Magnetization reversal in a ferromagnetic nanowire which is much narrower than the exchange length is believed to be accomplished through the thermally activated growth of a spatially localized nucleus, which initially occupies a small fraction of the total volume. To date, the most detailed theoretical treatments of reversal as a field-induced but noise-activated process have focused on the case of a very long ferromagnetic nanowire, i.e., a highly elongated cylindrical particle, and have yielded a reversal rate per unit length, due to an underlying assumption that the nucleus may form anywhere along the wire. But in a bounded-length (though long) cylindrical particle with flat ends, it is energetically favored for nucleation to begin at either end. We indicate how to compute analytically the energy of the critical nucleus associated with either end, i.e., the activation barrier to magnetization reversal, which governs the reversal rate in the low-temperature (Kramers) limit. Our treatment employs elliptic functions, and is partly analytic rather than numerical. We also comment on the Kramers prefactor, which for this reversal pathway does not scale linearly as the particle length increases, and tends to a constant in the low-temperature limit.
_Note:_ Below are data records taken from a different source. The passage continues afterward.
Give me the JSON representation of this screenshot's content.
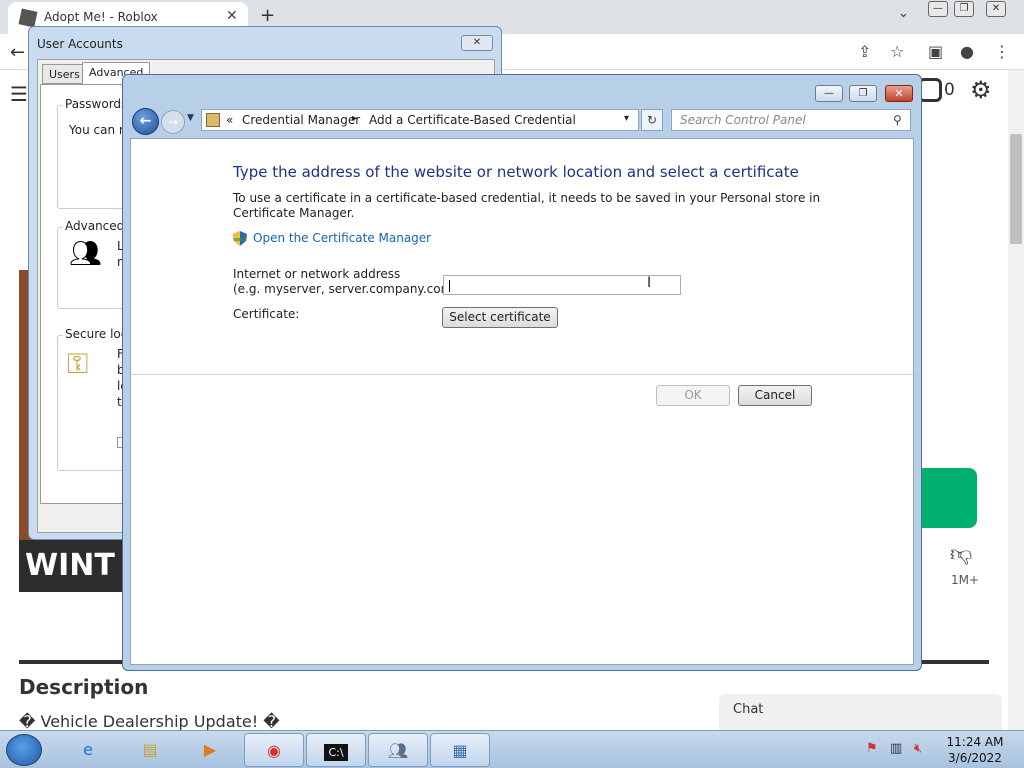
{
  "browser": {
    "tab_title": "Adopt Me! - Roblox",
    "new_tab": "+",
    "tab_close": "✕",
    "chevron": "⌄",
    "window_buttons": [
      "—",
      "❐",
      "✕"
    ]
  },
  "page": {
    "robux_count": "0",
    "game_banner_text": "WINT",
    "votes_label": "1M+",
    "description_title": "Description",
    "description_text": "� Vehicle Dealership Update! �",
    "chat_label": "Chat"
  },
  "user_accounts": {
    "title": "User Accounts",
    "close": "✕",
    "tabs": [
      "Users",
      "Advanced"
    ],
    "groups": {
      "passwords": "Passwords",
      "passwords_text": "You can m",
      "advanced": "Advanced u",
      "advanced_text": [
        "L",
        "m"
      ],
      "secure_logon": "Secure logo",
      "secure_text": [
        "F",
        "b",
        "lo",
        "th"
      ]
    }
  },
  "credential_manager": {
    "window_buttons": [
      "—",
      "❐",
      "✕"
    ],
    "breadcrumb": [
      "«",
      "Credential Manager",
      "▸",
      "Add a Certificate-Based Credential"
    ],
    "address_dropdown": "▾",
    "refresh": "↻",
    "search_placeholder": "Search Control Panel",
    "heading": "Type the address of the website or network location and select a certificate",
    "description": "To use a certificate in a certificate-based credential, it needs to be saved in your Personal store in Certificate Manager.",
    "cert_manager_link": "Open the Certificate Manager",
    "address_label_line1": "Internet or network address",
    "address_label_line2": "(e.g. myserver, server.company.com):",
    "address_value": "",
    "certificate_label": "Certificate:",
    "select_certificate": "Select certificate",
    "ok": "OK",
    "cancel": "Cancel"
  },
  "taskbar": {
    "time": "11:24 AM",
    "date": "3/6/2022"
  },
  "colors": {
    "heading": "#1e3287",
    "link": "#1464b4",
    "roblox_green": "#00b06f"
  }
}
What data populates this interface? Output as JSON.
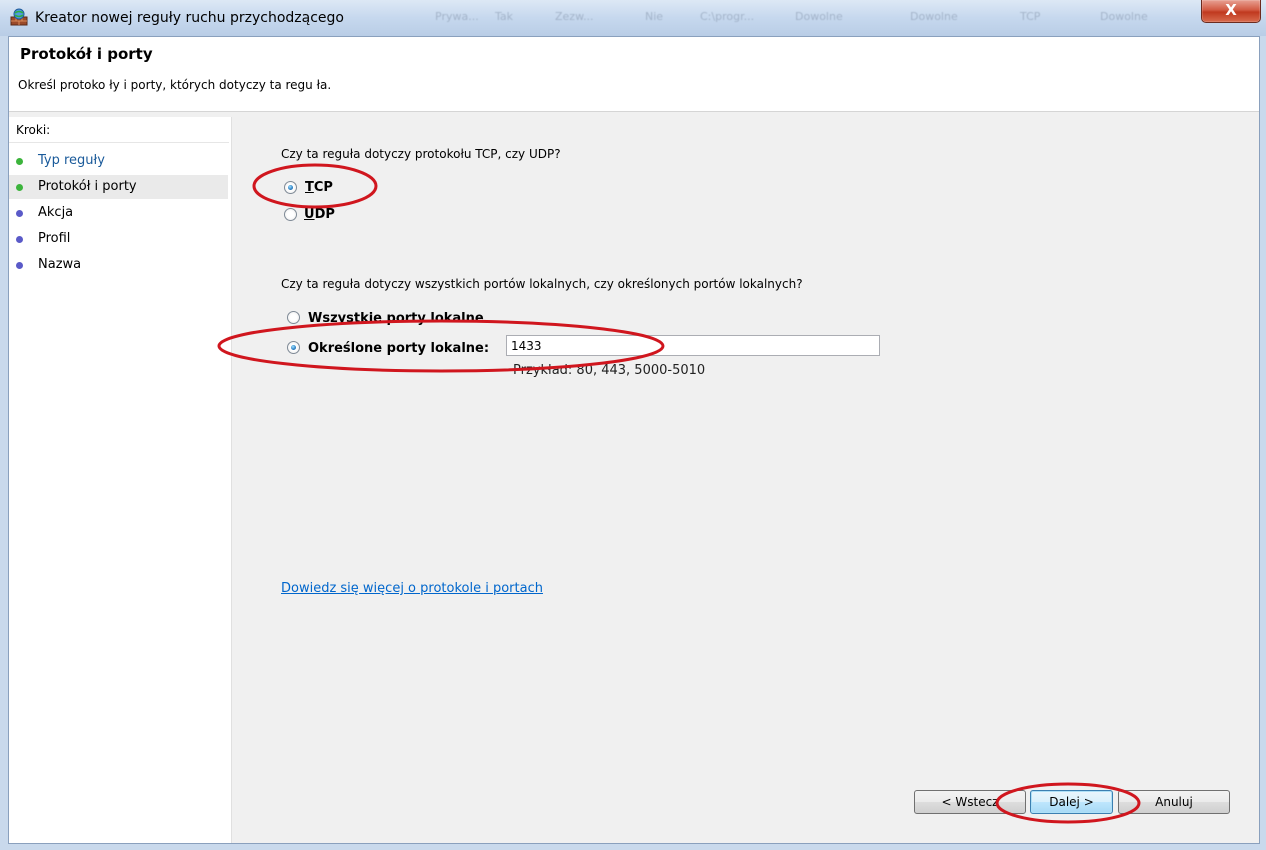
{
  "window": {
    "title": "Kreator nowej reguły ruchu przychodzącego",
    "close_label": "X",
    "background_columns": [
      "Prywa...",
      "Tak",
      "Zezw...",
      "Nie",
      "C:\\progr...",
      "Dowolne",
      "Dowolne",
      "TCP",
      "Dowolne"
    ]
  },
  "header": {
    "title": "Protokół i porty",
    "subtitle": "Określ protoko ły i porty, których dotyczy ta regu ła."
  },
  "steps": {
    "heading": "Kroki:",
    "items": [
      {
        "label": "Typ reguły",
        "status": "done",
        "color": "#3cb43c",
        "link_color": "#1a5a9a"
      },
      {
        "label": "Protokół i porty",
        "status": "current",
        "color": "#3cb43c",
        "link_color": "#000000"
      },
      {
        "label": "Akcja",
        "status": "pending",
        "color": "#5a5ac8",
        "link_color": "#000000"
      },
      {
        "label": "Profil",
        "status": "pending",
        "color": "#5a5ac8",
        "link_color": "#000000"
      },
      {
        "label": "Nazwa",
        "status": "pending",
        "color": "#5a5ac8",
        "link_color": "#000000"
      }
    ]
  },
  "protocol": {
    "question": "Czy ta reguła dotyczy protokołu TCP, czy UDP?",
    "tcp_label": "TCP",
    "udp_label": "UDP",
    "selected": "TCP"
  },
  "ports": {
    "question": "Czy ta reguła dotyczy wszystkich portów lokalnych, czy określonych portów lokalnych?",
    "all_label": "Wszystkie porty lokalne",
    "specific_label": "Określone porty lokalne:",
    "selected": "specific",
    "value": "1433",
    "example": "Przykład: 80, 443, 5000-5010"
  },
  "learn_more": "Dowiedz się więcej o protokole i portach",
  "buttons": {
    "back": "< Wstecz",
    "next": "Dalej >",
    "cancel": "Anuluj"
  },
  "annotation_color": "#d0161e"
}
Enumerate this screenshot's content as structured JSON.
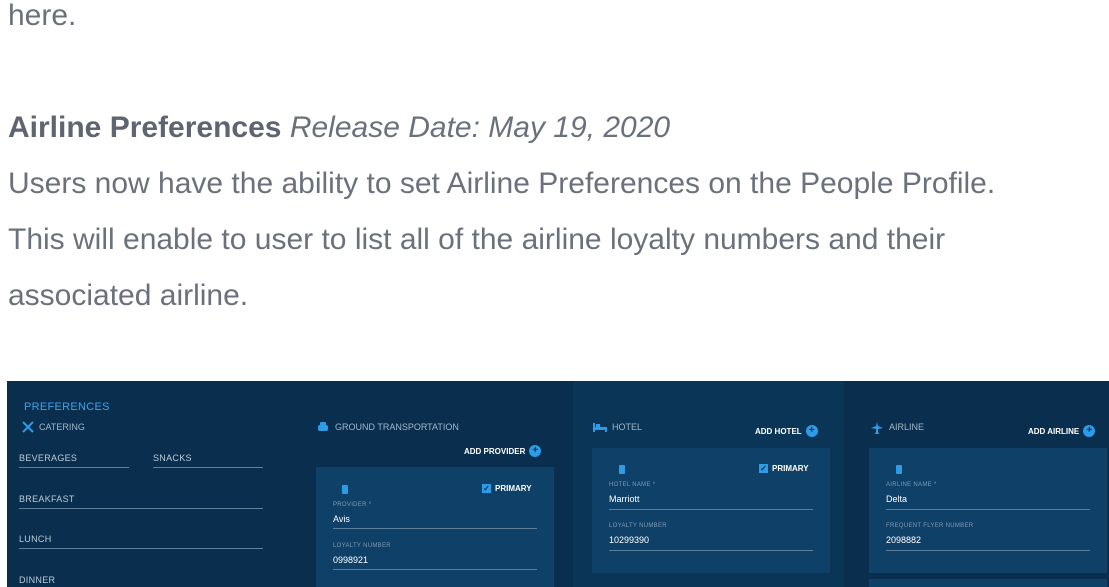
{
  "article": {
    "line_here": "here.",
    "heading_bold": "Airline Preferences",
    "heading_italic": "Release Date: May 19, 2020",
    "para_1": "Users now have the ability to set Airline Preferences on the People Profile.",
    "para_2": "This will enable to user to list all of the airline loyalty numbers and their",
    "para_3": "associated airline."
  },
  "app": {
    "title": "PREFERENCES",
    "catering": {
      "title": "CATERING",
      "beverages": "BEVERAGES",
      "snacks": "SNACKS",
      "breakfast": "BREAKFAST",
      "lunch": "LUNCH",
      "dinner": "DINNER"
    },
    "ground": {
      "title": "GROUND TRANSPORTATION",
      "add_label": "ADD PROVIDER",
      "primary_label": "PRIMARY",
      "provider_label": "PROVIDER *",
      "provider_value": "Avis",
      "loyalty_label": "LOYALTY NUMBER",
      "loyalty_value": "0998921"
    },
    "hotel": {
      "title": "HOTEL",
      "add_label": "ADD HOTEL",
      "primary_label": "PRIMARY",
      "name_label": "HOTEL NAME *",
      "name_value": "Marriott",
      "loyalty_label": "LOYALTY NUMBER",
      "loyalty_value": "10299390"
    },
    "airline": {
      "title": "AIRLINE",
      "add_label": "ADD AIRLINE",
      "name_label": "AIRLINE NAME *",
      "name_value": "Delta",
      "ff_label": "FREQUENT FLYER NUMBER",
      "ff_value": "2098882"
    },
    "colors": {
      "background": "#0a2f4e",
      "card": "#0f4068",
      "accent": "#2e9be6"
    }
  }
}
We treat analytically a model that captures several features of the
phenomenon of spatially inhomogeneous reversal of an order parameter. The model is a classical Ginzburg-Landau field theory restricted to a bounded one-dimensional spatial domain, perturbed by weak spatiotemporal noise having a flat power spectrum in time and space. Our analysis extends the Kramers theory of noise-induced transitions to the case when the system acted on by the noise has nonzero spatial extent, and the noise itself is spatially dependent. By extending the Langer-Coleman theory of the noise-induced decay of a metastable state, we determine the dependence of the activation barrier and the Kramers reversal rate prefactor on the size
of the spatial domain. As this is increased from zero and passes through a certain critical value, a transition between activation regimes occurs, at which the rate prefactor diverges. Beyond the transition, reversal preferentially takes place in a spatially inhomogeneous rather than in a homogeneous way. Transitions of this sort were not discovered by Langer or Coleman, since they treated only the infinite-volume limit. Our analysis uses higher ranscendental functions to handle the case of finite volume.
Similar transitions between activation regimes should occur in other models of metastable systems with nonzero spatial extent, perturbed by weak noise, as the size of the spatial domain is varied.